15 August, 2009

Bona Fide: Weekly Roundup #33

Hello and welcome to the second Roundup in August. To my surprise I didn't find a movie trailer worth posting, so I hope you "survive" without a trailer. After reading several reviews -- most of them negative -- about G I Joe I decided to save my money for an other movie. And now enjoy reading...


In the last couple of weeks I have posted a lot concerning books that I bought and ordered. This week, I had to cancel my pre-order of the German edition of Best Served Cold (2009) [US][UK] by Joe Abercrombie because the publishing date has been postponed. I still wanted the book though, so I ordered the hardcover at Book Depository UK. You won't believe me but, I also found time for reading. I finished Bloodheir (2008) [US][UK] by Brian Ruckley. This middle book in The Godless World trilogy is strong, dark, vivid, harsh, and powerful. Next up on the reading list, The Angels's Game (2009) [US][UK] by Carlos Ruiz Zafon.

US-Cover followed by UK-Cover

Have you ever read a book by Karen Miller? I must admit that I own all the books in the Godspeaker trilogy - unread. It seems there is a some hype surrounding her new book The Prodigal Mage (2009) [US][UK]. I have read several reviews by Mad Hatter, Kimberly Swan, John, a preview by Robots and Vamps and an intermediate reading impression by Jeff C which all praise the book, without exception. A little icing on the cake, I give you a link to a Karen Miller interview and the opportunity to read an exclusive excerpt. In case you have read it please let me know your impression. I'm also interested in your opinion on her other books.


You may remember that I briefly touched on author Cherie Priest who is going "steampunk" with her upcoming book Boneshaker. How would you define steampunk? In case you don't have your own definition handy, you should refer to wikipedia steampunk entry which is a suitable starting point. But if you want more, then I highly recommend Steampunk: What it is, why I came to like it, and why I think it’ll stick around" by Cherie Priest.
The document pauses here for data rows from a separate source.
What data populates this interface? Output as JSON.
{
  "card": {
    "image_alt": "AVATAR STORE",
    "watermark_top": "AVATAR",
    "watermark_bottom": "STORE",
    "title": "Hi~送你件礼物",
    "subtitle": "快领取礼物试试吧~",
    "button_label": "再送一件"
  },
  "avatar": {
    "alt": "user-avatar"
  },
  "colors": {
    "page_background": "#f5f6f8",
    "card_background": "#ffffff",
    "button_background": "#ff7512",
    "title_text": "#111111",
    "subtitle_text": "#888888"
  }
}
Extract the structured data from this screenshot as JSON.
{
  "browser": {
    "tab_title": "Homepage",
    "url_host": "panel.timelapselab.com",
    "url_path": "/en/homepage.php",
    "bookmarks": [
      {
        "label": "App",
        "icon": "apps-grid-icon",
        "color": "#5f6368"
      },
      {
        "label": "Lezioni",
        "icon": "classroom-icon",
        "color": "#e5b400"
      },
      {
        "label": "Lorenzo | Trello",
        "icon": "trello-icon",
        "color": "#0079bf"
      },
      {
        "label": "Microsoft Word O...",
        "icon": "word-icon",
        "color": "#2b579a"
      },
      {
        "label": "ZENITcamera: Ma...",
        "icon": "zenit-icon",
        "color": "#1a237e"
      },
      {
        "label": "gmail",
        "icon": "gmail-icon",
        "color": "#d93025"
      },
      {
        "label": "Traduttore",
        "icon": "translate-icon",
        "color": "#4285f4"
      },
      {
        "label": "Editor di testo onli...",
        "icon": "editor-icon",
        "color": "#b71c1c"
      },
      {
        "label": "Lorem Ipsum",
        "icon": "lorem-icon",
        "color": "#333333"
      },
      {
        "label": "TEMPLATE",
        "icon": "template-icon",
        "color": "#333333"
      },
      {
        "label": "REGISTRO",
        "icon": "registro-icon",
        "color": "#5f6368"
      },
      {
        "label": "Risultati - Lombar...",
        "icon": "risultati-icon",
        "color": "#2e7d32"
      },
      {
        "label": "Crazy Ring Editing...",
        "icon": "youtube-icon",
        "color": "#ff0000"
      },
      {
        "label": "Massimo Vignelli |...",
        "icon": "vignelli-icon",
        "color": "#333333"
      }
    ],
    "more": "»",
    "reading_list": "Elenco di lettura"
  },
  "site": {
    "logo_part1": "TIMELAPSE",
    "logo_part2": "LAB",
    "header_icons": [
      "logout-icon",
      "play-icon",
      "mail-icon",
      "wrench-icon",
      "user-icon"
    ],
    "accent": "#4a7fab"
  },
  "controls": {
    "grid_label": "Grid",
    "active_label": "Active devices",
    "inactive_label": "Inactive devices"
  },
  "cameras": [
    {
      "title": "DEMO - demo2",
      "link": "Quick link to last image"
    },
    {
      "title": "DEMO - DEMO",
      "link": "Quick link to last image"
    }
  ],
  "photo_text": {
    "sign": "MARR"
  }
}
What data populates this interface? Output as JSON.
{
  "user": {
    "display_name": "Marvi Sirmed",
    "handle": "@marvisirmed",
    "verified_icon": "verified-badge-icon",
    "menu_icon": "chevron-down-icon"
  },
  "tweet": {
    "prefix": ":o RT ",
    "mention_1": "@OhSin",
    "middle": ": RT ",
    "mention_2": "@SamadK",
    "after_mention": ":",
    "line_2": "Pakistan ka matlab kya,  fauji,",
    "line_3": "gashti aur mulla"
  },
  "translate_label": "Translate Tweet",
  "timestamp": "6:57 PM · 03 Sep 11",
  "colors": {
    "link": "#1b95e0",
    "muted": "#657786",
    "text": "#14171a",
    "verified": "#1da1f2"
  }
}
And now I want to draw your attention to a special post over at SF Signal who asked several people (authors and blogger) What book or books hold special memories for you? What are they? I promise you interesting and entertaining posts. I read about a number of books I never heard of before.

Reality - Fantasy

Last week, I talked about how elements that we find in fantasy novels derive their origin from reality. This is not unusual. But when we can see, smell, and touch things in reality it helps our imagination along. In a lot of fantasy novels you find cities, towns, and hamlets. Maybe some of you read Nights of Villjamur (2009) by Mark Charan Newton [US] [UK]. For me the town Villjamur is the secret star of the book. Mark Charan Newtons depiction of Villjamur is one of the best I have read in the past years. That leads me to walled cities. There are a lot of old walled towns around the world. You know some of them? I highly recommend a look at The Walled cities post over at Dark Roasted Blend which I recommended some time ago. There are 890 properties on the UNESCO World Heritage List. And the list contains walled cities. The World Heritage Site posted a list of walled cities including vistor impressions. I couldn't resist showing you a video about the famous German town, Rothenburg ob der Tauber:


This week I offer you quotes related to war. I have been inspired by the walled cities.

"I know not with what weapons World War III will be fought,
but World War IV will be fought with sticks and stones."
Albert Einstein (1879 -1955)

"The quickest way of ending a war is to lose it."
George Orwell (1903 -1950)

"What difference does it make to the dead,
the orphans and the homeless,
whether the mad destruction is wrought under the name of totalitarianism
or the holy name of liberty and democracy?
Mahatma Gandhi (1869 - 1948)


Shellie said...

Excellent post!

ediFanoB said...


thanks for compliments. It is always a challenge to write a good post. It takes more time than you expect.

Jam said...

Wow, that's a lot to look at. Awesome post! I'm definitely checking out Prodigal Mage. Truth be told, I don't know who the author is, but I'm crazily attracted to good cover images and that one's pretty cool.

OnlyTheBestSciFi/Fantasy said...

Haha, I know what you mean Jam. A lot of the time I pick up a book simply based on the cover. In a way it makes sense, since better books generally get better cover artists.

Michael, the more I learn about your book selection process, the more I am amazed... It seems you spend almost as much time reading as organizing your reading lists! Tell me, how many unread book are you your shelf at the moment?

ediFanoB said...

@Jam indeed a lot to look at. But for the was the right way to show you and other readers that there is some hype around the book. Unfortunately I failed to find out who is the artist of the cool cover.

Alec, I don't know exactly - I know that's unusual for me but that is the only figure which I don't want to know - but I estimate around 165 unread books :)

And every month I buy 5 to 7 new books.
So I'm pretty sure that I will still have enough books to read after my retirement. That means a modest pension will not hinder me to read books.